aka Mega Shark of Malibu
Director – David Lister, Screenplay – Lindsay James, Producers – Dale Bradley, Grant Bradley, Richard Stewart & Brian Trenchard Smith, Photography – Brian Breheny, Music – Michael Neilson, Visual Effects Supervisor – David Gould, Special Effects Supervisor – Clint Ingram, Production Design – Peta Lawson. Production Company – Insight Film Studios/Limelight International
Warren Christie (Pete Chavez), Peta Wilson (Heather), Jeffrey Gannon (Colin), Remi Broadway (Doug), Chelan Simmons (Jenny), Nicholas Cooper (Bryan), Sonya Salomaa (Barb Simmons), Mungo McKay (George), Renee Bowen (Yancey), Joel Burns (Jason), Evert McQueen (Karl)
The lifeguards along a stretch of Malibu beach kill a shark that is threatening swimmers. A marine biologist identifies it as a prehistoric goblin shark. This has been unearthed from the deep by an earthquake. The earthquake now brings a tsunami. Amid the panicked evacuation, several of the lifeguards take refuge inside the lifeguard station. However, when this subsides, they now find that they are stranded in the midst of the floodwaters a quarter mile away from the new shoreline. Moreover, the tsunami has brought with it dozens of goblin sharks that are determined to break into the flimsy hut and devour them.

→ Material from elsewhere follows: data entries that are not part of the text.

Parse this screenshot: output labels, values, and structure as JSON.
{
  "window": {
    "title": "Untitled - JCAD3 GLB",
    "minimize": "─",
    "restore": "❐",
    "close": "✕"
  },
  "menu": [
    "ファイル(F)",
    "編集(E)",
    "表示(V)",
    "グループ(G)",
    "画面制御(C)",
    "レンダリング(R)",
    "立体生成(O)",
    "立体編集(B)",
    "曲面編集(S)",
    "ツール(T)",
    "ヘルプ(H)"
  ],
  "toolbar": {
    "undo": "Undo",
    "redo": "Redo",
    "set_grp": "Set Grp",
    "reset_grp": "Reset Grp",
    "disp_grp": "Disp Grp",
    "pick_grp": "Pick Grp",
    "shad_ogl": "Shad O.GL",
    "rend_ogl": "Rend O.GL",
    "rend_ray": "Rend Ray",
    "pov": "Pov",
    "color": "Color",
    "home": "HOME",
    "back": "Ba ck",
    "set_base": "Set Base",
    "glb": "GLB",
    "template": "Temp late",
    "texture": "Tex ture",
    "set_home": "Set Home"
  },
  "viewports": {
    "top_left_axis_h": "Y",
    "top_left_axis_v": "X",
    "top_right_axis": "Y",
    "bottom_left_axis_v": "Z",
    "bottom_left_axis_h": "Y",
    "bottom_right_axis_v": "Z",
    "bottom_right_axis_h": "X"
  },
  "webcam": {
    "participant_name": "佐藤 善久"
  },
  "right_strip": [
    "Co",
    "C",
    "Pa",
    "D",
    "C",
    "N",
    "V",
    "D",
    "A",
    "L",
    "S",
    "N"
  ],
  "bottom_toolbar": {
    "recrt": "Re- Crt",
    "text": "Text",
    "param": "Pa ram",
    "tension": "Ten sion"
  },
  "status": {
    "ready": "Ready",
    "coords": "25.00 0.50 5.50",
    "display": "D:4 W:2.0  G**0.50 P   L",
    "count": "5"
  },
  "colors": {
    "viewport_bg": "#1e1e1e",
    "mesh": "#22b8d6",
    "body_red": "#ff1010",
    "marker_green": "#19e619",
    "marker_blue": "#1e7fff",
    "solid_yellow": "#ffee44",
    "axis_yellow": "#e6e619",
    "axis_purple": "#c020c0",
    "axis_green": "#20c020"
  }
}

The killer shark film has almost become a genre unto itself in the 2000s. The genre was started by Jaws (1975), which produced several sequels and a great many cheap imitators. This steadily continued throughout the 1990s and early 2000s with a number of B-budget video-released films. By about the point of Deep Blue Sea (1999), which did receive a theatrical release, and most certainly a decade later by the time of the B movies Shark in Venice (2008) and Mega Shark vs Giant Octopus (2009), the killer shark film came with tongue planted firmly in cheek. Of recent, the killer shark film has been typified by the bad movie phenomenon of Sharknado (2013), although that was the visible tip of iceberg of killer shark films that seemed to be trying to play themselves as absurdly as possible – as witness titles such as Dinoshark (2010), Sharktopus (2010), Sand Sharks (2011), Snow Shark: Ancient Snow Beast (2011), Swamp Shark (2011), Bait (2012), Jersey Shore Shark Attack (2012), Jurassic Shark (2012), 2-Headed Shark Attack (2012), Avalanche Sharks (2013), 90210 Shark Attack (2014), Raiders of the Lost Shark (2015), Roboshark (2015), Shark Exorcist (2015), Zombie Shark (2015), Atomic Shark (2016), Ice Sharks (2016), Ozark Sharks (2016), Planet of the Sharks (2016), Sharkansas Women’s Prison Massacre (2016) and Trailer Park Shark (2017), among others. In some dvd releases of Malibu Shark Attack, there was the attempt to jump aboard this fad and remarket the film under the title Mega Shark of Malibu to capitalise on the success of The Asylum’s Mega Shark vs Giant Octopus.
Malibu Shark Attack comes from South African director David Lister who has made a good deal of cheap action, family entertainment and genre material for video and cable release as witness titles such as The Rutanga Tapes/Killer Instinct (1990), The Last Leprechaun (1998), Dazzle (1999), The Meeksville Ghost (2001), The Sorcerer’s Apprentice (2002), and two versions of the fairytale Beauty and the Beast (2005) and Beauty and the Beast (2009). There is also the name of Brian Trenchard-Smith on the credits, a director who was part of the classic Ozploitation cycle with films such as Turkey Shoot (1983) and Dead-End Drive-In (1986), and in more recent years has taken to directing some incredibly tatty dreck for the US cable market with the likes of Tyrannosaurus Azteca (2007) and Arctic Blast (2010). If one considers that Malibu Shark Attack gives all impression of being a film that Trenchard-Smith considered too cheap to direct himself, one’s hopes do not rise particularly high.
Nor does one’s hopes rise after the opening credits end at the sight of the almost completely unknown Australian cast struggling to keep American accents straight in order to give the impression that the film is taking place in Malibu. There are some cheap digital shark effects and even more when it comes to depicting the tsunami. What should be said in the film’s favour is that, while it remains a B shark movie, it is one of the few (possibly only) made around this time that is taking itself seriously and has not planted tongue in cheek and determined to be as ridiculous as possible.
As such, David Lister generates fair and reasonable tension. The steps to get everybody there seem contrived, nevertheless the scenes with the cast trapped inside the lifeguard station on stilts in the midst of the flood water and surrounded by sharks that are trying to batter their way in maintains a reasonable pressure cooker situation. There is the inevitable scene where the heroes take to the sharks with chainsaws and buzzsaws.